"Some of the situations are, you know, people will get into fender benders and they’ll have to wait hours for the police to come. Now that situation, as terrifying as it must be for the person encountering it, they may not realize what else is going on within the city," Cummings said.
Jesenia Morales, of Waterbury, said police response time is a concern for her.
"One time my fiancé got in a car accident. We called the cops at like 7 at night and they didn’t get there until almost 2 in the morning," Morales said.
Now, Cummings is teaming up with the department to make sure everyone’s concerns are heard.
"I was able to coordinate with Chief (Vernon) Riddick and Deputy Chief Apicella a community forum where people will be able to come and hear a presentation from the chief and deputy chief and have their complaints heard," she said.
Waterbury police received around 75,000 calls for service last year and they are divided into levels according to priority, according to police.
Riddick said slow response to situations like Mannello’s should be the exception, not the norm.
“There’s always an officer dispatched at some point for every single call. That’s the bottom line. We have to triage the important calls,” he said.
Riddick said the department does a great job in responding to top-priority calls that require immediate officer attention, but will take a look at how to do more to ensure lower level calls get the same service.

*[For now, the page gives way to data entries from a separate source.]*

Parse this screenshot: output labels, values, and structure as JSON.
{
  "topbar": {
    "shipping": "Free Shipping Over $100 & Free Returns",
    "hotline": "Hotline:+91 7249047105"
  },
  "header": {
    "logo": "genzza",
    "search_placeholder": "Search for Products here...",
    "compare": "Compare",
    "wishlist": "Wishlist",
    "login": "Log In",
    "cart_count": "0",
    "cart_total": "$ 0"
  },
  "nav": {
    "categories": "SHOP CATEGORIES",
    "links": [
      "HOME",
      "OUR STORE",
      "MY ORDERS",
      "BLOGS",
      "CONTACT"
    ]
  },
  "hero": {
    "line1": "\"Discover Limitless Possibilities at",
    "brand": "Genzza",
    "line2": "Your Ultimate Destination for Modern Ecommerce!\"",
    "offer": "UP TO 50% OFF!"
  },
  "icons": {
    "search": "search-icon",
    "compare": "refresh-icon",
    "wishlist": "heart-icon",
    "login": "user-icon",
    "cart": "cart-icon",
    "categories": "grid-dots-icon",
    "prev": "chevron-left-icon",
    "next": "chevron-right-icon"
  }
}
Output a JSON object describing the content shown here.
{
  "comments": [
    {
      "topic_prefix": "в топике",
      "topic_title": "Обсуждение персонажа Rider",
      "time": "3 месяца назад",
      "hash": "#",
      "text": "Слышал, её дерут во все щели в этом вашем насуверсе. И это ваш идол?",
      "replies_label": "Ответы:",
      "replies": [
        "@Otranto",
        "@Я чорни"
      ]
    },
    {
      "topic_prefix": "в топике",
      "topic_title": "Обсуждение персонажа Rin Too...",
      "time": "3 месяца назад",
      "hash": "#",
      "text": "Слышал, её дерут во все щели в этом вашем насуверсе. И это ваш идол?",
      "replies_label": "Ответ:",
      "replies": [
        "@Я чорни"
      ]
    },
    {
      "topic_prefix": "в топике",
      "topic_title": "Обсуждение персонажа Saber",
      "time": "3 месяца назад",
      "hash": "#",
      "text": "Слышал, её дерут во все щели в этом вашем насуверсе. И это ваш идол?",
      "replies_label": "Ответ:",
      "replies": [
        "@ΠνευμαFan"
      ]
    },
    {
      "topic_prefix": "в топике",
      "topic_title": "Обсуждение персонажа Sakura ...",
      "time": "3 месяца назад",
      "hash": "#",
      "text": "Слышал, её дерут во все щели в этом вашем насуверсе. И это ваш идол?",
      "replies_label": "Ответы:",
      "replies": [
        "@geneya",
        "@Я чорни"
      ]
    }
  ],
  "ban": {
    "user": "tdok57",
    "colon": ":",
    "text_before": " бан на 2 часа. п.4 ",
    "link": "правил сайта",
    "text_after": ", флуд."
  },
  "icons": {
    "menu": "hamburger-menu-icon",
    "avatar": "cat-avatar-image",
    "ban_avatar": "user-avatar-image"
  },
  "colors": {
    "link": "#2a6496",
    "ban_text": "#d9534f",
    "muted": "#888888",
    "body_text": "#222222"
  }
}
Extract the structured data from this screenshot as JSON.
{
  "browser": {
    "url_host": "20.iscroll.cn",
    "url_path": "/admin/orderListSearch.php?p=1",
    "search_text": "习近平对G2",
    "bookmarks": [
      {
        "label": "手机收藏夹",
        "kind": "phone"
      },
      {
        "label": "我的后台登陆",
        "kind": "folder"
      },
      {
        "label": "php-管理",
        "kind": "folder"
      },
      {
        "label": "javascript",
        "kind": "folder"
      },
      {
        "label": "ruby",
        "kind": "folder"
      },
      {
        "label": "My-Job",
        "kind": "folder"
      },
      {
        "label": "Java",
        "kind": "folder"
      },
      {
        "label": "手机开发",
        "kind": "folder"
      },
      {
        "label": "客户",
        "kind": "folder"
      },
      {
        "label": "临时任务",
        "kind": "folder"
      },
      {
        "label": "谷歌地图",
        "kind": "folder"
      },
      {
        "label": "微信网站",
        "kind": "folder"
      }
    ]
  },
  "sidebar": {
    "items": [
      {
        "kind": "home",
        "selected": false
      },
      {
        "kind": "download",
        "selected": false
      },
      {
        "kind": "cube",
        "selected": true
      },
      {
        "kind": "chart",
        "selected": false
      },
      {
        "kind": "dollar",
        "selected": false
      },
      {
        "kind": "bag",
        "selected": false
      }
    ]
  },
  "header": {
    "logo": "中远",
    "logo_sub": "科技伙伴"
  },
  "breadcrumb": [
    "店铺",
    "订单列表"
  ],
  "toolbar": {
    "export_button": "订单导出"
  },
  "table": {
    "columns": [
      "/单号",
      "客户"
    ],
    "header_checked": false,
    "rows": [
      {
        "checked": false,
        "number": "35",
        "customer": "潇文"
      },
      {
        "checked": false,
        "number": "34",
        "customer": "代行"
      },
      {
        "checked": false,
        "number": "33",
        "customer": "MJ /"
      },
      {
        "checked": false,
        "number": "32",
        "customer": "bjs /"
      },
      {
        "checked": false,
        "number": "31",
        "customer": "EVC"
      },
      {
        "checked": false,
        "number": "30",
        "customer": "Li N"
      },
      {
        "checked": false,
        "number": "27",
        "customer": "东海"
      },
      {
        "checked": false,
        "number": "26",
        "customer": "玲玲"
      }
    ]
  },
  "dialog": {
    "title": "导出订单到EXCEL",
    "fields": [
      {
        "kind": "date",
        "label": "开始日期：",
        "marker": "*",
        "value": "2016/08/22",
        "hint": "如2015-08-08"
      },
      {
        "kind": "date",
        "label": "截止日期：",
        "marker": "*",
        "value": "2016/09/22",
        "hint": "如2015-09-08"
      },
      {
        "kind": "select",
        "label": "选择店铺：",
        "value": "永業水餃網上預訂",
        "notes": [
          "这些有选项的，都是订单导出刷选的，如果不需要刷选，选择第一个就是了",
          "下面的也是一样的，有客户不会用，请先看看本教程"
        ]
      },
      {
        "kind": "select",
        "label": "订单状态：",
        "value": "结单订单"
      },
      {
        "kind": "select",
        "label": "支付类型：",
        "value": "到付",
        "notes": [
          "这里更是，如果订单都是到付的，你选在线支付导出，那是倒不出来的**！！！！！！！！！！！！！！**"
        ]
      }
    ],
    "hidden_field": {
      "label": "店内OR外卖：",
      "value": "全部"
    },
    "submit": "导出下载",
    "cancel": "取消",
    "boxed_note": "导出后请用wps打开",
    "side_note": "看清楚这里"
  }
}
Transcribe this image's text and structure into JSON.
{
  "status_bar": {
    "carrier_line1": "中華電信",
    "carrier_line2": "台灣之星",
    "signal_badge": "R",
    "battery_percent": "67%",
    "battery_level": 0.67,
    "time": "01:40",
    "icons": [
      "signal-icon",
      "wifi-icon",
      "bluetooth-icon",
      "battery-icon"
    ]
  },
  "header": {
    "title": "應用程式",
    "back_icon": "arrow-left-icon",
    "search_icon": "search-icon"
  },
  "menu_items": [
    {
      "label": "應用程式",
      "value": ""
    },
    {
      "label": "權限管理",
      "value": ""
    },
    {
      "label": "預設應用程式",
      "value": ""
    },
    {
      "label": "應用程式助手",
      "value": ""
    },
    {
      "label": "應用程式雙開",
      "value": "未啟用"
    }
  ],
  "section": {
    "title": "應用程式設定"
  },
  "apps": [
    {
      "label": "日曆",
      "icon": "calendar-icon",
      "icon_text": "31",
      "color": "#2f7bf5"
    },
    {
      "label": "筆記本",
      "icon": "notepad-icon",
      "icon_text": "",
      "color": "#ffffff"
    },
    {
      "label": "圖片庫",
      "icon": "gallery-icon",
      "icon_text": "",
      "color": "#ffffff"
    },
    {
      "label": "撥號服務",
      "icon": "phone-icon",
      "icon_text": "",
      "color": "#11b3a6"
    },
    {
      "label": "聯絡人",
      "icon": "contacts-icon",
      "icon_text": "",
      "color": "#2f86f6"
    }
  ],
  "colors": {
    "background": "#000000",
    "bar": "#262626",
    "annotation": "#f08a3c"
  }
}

“There was nothing new that was brought up tonight. I think the important thing is to provide information as to the steps we have been taking,” Riddick said. “The important thing is, we care. Their words are not in vain. We’re taking action.“